Suicide Prevention Interim Report 2016-17 Summary:
This report published by the House of Commons Health Committee outlines five key areas for consideration by the Government before the refreshed strategy is finalised:
(1) Implementation — a clear implementation programme underpinned by external
scrutiny is required.
“To me, it is extraordinary and very distressing that four years after the strategy was published we do not know how many local authorities have implemented anything [ … ] we cannot allow more lives to be lost because we do not have effective governance and implementation. It is such a waste of time and a waste of money.” – Hamish Elvidge, Chair of the Mathew Elvidge Trust.
(2) Services to support people who are vulnerable to suicide—this includes wider
support for public mental health and wellbeing alongside the identification of

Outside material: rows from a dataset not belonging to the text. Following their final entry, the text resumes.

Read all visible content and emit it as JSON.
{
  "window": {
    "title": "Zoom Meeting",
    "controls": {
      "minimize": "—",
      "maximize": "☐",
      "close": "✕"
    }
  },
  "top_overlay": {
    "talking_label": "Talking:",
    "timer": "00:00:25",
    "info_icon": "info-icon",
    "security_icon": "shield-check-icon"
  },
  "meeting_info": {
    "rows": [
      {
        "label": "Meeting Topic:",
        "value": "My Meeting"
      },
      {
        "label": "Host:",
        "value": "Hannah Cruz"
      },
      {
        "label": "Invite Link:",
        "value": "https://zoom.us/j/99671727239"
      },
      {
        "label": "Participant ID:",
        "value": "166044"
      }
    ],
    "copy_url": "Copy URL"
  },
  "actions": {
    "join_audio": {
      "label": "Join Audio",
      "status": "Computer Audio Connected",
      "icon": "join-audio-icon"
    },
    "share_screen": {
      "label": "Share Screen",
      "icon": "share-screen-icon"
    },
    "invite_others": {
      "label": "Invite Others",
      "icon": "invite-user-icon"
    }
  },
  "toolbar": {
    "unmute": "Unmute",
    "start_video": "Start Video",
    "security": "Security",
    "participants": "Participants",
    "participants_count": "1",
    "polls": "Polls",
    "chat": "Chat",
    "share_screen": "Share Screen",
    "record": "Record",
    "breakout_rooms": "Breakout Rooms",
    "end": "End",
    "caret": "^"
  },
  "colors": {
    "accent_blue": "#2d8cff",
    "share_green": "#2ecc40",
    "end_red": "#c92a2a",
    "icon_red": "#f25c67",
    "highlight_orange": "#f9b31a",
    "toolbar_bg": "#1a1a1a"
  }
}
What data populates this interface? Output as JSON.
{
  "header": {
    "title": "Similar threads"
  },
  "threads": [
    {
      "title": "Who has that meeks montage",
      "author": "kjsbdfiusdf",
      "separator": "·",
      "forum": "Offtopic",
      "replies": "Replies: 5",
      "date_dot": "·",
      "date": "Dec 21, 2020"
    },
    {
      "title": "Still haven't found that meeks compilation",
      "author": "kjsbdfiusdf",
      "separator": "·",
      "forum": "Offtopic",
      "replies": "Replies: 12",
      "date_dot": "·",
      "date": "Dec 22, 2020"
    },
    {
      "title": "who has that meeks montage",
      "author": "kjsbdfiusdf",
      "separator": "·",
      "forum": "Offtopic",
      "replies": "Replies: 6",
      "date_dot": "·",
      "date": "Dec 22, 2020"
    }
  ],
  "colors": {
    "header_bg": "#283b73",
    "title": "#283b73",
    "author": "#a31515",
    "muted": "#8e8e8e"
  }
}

and targeted support for at risk groups; early intervention services, access to help in non-clinical settings, and improvements in both primary and secondary care;and services for those bereaved by suicide. We recommend that all suicide prevention plans should include mandatory provision of support services for families who have been bereaved by suicide.
(3) Consensus statement on sharing information with families—professionals
need better training to ensure that opportunities to involve families or friends
in a patient’s recovery are maximised, where appropriate.
Misunderstanding about confidentiality, lack of confidence, or even simply time constraints can lead professionals to adopt a ‘tick box’ approach to seeking consent. Professionals may err on the side of not involving families, rather than taking the time to explore fully with the patient whether there would be benefit in contacting a trusted family member or friend.34 Hamish Elvidge explained it very helpfully: One way is to say “Do we have your consent to share information with a family member, friend or colleague?” The chances are that the answer will be, “No.” Or you could say, “In our experience, it is always much better to involve a family member, friend or colleague whom you trust in your treatment and recovery, and we know the triangle of care is likely to result in a greater chance of successful recovery. This will result in you recovering much quicker. Would you like us to make contact with someone and would you like us to do this with you now?”
(4) Data—timely and consistent data is needed to enable swift responses to suspected suicides and to identify possible clusters, in order to prevent further suicides.
(5) Media—media guidelines relating to the reporting of suicide are being widely
ignored and greater attention must be paid to dealing with breaches by the
media, at national and local level. Consideration should also be given to what
changes should be made to restrict access to potentially harmful internet sites
Is this document a proof of more red-tape or a source of hope for the future?